Element data from apps and pages:
* * *

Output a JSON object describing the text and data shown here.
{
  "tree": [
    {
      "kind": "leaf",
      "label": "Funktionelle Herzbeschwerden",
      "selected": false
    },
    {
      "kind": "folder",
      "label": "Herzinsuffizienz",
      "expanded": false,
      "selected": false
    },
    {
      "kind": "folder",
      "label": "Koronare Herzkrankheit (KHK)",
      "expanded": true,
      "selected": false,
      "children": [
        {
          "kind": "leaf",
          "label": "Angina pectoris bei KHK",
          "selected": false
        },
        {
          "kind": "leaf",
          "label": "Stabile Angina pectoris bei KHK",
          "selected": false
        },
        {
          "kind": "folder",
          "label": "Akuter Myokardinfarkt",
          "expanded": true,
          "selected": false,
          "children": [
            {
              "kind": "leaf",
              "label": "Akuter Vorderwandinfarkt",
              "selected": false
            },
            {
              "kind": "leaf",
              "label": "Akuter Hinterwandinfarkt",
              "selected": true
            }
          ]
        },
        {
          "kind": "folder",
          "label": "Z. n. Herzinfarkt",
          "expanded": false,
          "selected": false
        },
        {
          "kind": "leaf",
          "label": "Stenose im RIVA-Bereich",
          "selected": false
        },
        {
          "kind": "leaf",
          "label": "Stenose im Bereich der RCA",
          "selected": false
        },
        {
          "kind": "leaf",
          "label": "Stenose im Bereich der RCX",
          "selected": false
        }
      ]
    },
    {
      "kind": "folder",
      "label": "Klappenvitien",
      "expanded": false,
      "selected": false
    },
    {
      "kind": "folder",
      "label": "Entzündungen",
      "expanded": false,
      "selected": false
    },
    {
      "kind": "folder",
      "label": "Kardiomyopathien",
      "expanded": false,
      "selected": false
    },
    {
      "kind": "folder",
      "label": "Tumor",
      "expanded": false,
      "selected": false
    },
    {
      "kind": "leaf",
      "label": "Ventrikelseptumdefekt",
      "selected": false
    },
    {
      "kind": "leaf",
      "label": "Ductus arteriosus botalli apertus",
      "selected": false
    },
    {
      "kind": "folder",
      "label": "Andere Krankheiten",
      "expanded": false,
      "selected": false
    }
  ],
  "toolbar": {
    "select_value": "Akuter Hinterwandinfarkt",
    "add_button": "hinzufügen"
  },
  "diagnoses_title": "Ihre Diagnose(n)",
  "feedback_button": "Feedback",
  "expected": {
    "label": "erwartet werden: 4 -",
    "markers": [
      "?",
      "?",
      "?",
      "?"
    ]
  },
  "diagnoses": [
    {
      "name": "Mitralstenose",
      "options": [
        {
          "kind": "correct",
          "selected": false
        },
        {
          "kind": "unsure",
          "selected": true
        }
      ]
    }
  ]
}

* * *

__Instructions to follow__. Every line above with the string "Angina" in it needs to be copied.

__Solved problem__.
          "label": "Angina pectoris bei KHK",
          "label": "Stabile Angina pectoris bei KHK",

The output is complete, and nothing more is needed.